Thanks to a claustrophobic clipping plane and frequent dead zones, BackTrack still feels like unfinished shareware.
BackTrack is another of the GBA's fledgling first-person shooters. As the story goes, Domingoaniax, an evil alien, has whipped up a rather large invasion force on the dark side of the moon. You assume the role of special agent Jim Track, and your job is to rescue the 110 kidnapped humans and blast Domingo's droid army to bits. Considering the genre, the plot is sufficient, even if gameplay is ultimately lacking.
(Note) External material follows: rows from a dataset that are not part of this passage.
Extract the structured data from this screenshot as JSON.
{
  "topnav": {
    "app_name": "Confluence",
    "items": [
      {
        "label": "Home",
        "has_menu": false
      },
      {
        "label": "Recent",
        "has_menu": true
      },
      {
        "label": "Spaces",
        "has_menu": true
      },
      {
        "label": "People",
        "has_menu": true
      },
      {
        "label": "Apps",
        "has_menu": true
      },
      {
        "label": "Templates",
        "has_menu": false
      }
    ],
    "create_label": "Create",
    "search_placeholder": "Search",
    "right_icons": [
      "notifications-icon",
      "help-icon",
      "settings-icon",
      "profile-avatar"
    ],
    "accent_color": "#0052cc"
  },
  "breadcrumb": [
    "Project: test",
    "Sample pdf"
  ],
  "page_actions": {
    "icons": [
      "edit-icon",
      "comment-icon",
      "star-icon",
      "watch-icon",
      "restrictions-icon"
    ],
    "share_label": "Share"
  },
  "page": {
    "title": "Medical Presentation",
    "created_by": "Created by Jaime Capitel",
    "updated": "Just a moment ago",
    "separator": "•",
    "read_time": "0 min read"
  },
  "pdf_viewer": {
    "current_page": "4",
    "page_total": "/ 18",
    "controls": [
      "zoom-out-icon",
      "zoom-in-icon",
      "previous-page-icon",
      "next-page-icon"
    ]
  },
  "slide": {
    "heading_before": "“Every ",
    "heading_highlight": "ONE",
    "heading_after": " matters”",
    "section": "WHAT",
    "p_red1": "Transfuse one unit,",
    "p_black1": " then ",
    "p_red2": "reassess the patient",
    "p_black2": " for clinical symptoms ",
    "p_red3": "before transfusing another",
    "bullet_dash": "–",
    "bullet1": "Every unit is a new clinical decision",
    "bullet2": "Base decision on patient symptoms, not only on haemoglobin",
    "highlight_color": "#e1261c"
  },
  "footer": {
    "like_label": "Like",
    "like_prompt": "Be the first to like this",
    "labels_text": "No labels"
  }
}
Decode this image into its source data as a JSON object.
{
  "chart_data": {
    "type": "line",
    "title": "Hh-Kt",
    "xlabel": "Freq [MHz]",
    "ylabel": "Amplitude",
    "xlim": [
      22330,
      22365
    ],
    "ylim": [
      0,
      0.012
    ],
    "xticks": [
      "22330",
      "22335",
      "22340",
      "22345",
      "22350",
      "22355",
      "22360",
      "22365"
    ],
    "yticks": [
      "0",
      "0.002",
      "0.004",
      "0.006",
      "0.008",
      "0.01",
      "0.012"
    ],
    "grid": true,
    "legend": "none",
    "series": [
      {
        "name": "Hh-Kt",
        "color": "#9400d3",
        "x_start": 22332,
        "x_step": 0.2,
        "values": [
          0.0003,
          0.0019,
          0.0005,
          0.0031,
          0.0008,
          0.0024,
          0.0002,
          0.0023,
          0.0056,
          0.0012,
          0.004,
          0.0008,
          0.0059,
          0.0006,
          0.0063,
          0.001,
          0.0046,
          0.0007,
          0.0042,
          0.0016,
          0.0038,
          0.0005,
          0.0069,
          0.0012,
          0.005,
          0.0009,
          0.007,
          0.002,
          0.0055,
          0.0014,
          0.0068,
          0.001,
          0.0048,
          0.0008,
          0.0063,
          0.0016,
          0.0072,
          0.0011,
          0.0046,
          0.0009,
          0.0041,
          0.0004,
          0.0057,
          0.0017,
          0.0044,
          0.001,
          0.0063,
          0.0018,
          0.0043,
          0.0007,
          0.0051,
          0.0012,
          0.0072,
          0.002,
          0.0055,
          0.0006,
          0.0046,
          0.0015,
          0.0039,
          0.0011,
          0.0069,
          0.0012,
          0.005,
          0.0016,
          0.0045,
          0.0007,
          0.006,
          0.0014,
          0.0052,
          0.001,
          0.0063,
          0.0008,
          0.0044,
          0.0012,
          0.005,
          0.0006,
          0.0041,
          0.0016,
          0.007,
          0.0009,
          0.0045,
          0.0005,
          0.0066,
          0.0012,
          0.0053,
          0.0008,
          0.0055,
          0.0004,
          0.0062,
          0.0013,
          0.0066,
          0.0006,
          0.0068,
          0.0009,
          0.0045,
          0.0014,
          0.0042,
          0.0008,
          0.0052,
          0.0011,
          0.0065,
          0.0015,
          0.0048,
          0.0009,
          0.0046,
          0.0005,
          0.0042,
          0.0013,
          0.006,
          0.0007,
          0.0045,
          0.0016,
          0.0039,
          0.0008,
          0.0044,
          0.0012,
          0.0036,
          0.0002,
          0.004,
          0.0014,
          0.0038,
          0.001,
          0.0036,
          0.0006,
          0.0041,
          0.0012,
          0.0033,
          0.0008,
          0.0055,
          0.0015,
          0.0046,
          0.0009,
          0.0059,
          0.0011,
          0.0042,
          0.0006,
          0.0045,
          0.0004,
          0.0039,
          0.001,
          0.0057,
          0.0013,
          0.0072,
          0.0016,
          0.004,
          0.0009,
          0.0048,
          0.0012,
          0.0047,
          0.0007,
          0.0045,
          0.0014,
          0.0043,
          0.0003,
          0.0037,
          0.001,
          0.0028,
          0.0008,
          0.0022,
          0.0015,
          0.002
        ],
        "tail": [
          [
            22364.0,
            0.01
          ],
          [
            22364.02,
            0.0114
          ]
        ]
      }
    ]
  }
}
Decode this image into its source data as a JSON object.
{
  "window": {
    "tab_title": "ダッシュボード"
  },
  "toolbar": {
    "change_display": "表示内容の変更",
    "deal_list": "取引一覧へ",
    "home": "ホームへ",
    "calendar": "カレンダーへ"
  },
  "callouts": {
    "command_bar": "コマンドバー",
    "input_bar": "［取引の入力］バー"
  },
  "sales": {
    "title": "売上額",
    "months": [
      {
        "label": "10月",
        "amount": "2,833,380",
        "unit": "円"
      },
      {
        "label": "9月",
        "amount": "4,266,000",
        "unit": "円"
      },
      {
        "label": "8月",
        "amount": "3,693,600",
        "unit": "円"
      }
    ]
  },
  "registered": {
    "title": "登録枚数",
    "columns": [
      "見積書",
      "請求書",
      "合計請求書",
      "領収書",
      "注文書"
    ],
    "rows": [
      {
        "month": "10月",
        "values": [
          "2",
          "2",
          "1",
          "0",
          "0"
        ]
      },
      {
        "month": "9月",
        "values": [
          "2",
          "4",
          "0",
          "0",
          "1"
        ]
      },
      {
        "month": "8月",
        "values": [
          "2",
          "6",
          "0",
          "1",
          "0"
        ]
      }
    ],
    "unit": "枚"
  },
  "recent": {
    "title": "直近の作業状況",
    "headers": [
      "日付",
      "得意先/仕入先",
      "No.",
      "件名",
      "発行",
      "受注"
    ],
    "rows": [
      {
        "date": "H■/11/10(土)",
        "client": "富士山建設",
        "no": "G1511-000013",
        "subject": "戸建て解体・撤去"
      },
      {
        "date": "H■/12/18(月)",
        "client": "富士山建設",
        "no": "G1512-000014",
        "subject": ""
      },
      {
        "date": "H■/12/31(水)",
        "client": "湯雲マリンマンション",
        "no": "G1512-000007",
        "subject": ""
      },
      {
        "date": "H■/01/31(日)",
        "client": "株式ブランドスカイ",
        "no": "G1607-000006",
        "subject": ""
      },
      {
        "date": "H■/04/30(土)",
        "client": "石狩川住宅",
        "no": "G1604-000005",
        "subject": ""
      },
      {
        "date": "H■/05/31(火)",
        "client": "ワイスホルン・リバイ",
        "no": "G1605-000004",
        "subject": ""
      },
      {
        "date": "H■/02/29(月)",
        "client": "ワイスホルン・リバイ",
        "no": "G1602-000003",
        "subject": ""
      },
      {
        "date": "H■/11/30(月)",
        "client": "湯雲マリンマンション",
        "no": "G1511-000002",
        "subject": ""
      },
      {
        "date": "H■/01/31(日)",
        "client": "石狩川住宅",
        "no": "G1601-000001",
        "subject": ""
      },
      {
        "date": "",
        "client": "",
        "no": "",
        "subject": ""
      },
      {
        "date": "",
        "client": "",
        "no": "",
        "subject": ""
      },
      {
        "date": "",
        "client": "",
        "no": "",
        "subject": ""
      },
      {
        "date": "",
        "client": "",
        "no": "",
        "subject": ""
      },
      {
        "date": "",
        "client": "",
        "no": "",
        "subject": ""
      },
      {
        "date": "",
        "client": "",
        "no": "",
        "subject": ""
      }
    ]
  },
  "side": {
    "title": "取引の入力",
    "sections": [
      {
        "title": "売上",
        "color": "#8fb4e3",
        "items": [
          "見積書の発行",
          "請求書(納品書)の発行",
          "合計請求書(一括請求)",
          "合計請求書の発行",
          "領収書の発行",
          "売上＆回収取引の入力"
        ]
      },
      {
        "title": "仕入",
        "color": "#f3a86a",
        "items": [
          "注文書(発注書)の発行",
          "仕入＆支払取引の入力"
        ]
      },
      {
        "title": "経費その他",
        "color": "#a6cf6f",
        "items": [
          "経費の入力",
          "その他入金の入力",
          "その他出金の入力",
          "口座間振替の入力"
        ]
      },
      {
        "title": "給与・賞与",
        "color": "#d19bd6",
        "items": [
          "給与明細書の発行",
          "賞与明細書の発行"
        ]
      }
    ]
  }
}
On the plus side, BackTrack has a fantastic multiplayer mode and a nice array of weapons. There are six deathmatch arenas, each playable as a standard 20-point deathmatch or as a 4-point round robin. Both modes support up to four human players via a link cable. In terms of ammo, you start with a trusty pistol and a pocketknife, but later upgrades include a chaingun, a laser rifle, a plasma sword, an aerosol flamethrower, and a slingshot. Oddly enough, the two strongest weapons are also the most ugly: a bubble gun that shoots bubble gum and a vacuum cleaner that's powered by magic powder. Gun aesthetics aside, multiplayer matches in BackTrack are tense, fast-paced, and full of violent catharsis.
Tragically, however, BackTrack's single-player game isn't nearly as rewarding as its multiplayer offerings. Through 12 huge levels--stacked one on top of the other--you need to gather keycards and rescue humans. There are plenty of aliens to blast as well, but unlike in Doom, Dark Arena, or any of the game's peers, there isn't a method to the madness. Secret floor switches and elevator triggers are planted haphazardly, which renders the map useless. The game's nondescript graphics don't help matters either; repetitious wall and floor textures may be fine for a deathmatch, but their ugliness, combined with a lack of interesting landmarks, makes the single-player campaign dull, dull, and dull.
Due to its slow pacing, the single-player mode also provides additional time to unmask more of the game's graphical and design shortcomings. Visually, BackTrack is similar to id Software's Wolfenstein 3D. However, unlike in Wolfenstein 3D, the map designs and texture usage in BackTrack fail to either guide you between objectives or portray an adequate setting. The game feels like an overblown warehouse killing spree, and pillars, walls, and doors are scattered about with no rhyme or reason. In many instances, pillars and corners also have a noticeable dead zone around them, which tends to make maneuvering difficult. Worst of all, though, the game's field of view is limited to barely a few feet in front of you--objects in the distance simply fade to black past a certain point.
Surprisingly, the fact that enemy sprites are drawn comically and are poorly animated isn't a drawback. The tall androids, floating killers, and yellow-suited humans exude an aura of '50s camp, which meshes well with the murky Flash Gordon-style scenery. The inclusion of digitized speech segments at various points is also a positive inclusion, even if the music is dreary, PBS-quality science fiction.
In all fairness, though, kitschy monsters and digitized speech can't save a game that is ultimately boring. Multiplayer is a fair sight better than single-player, but it is doubtful that people will prefer BackTrack's take on deathmatch over Activision's Doom or even newer games such as Ecks vs. Sever. Thanks to a claustrophobic clipping plane and frequent dead zones, BackTrack still feels like unfinished shareware.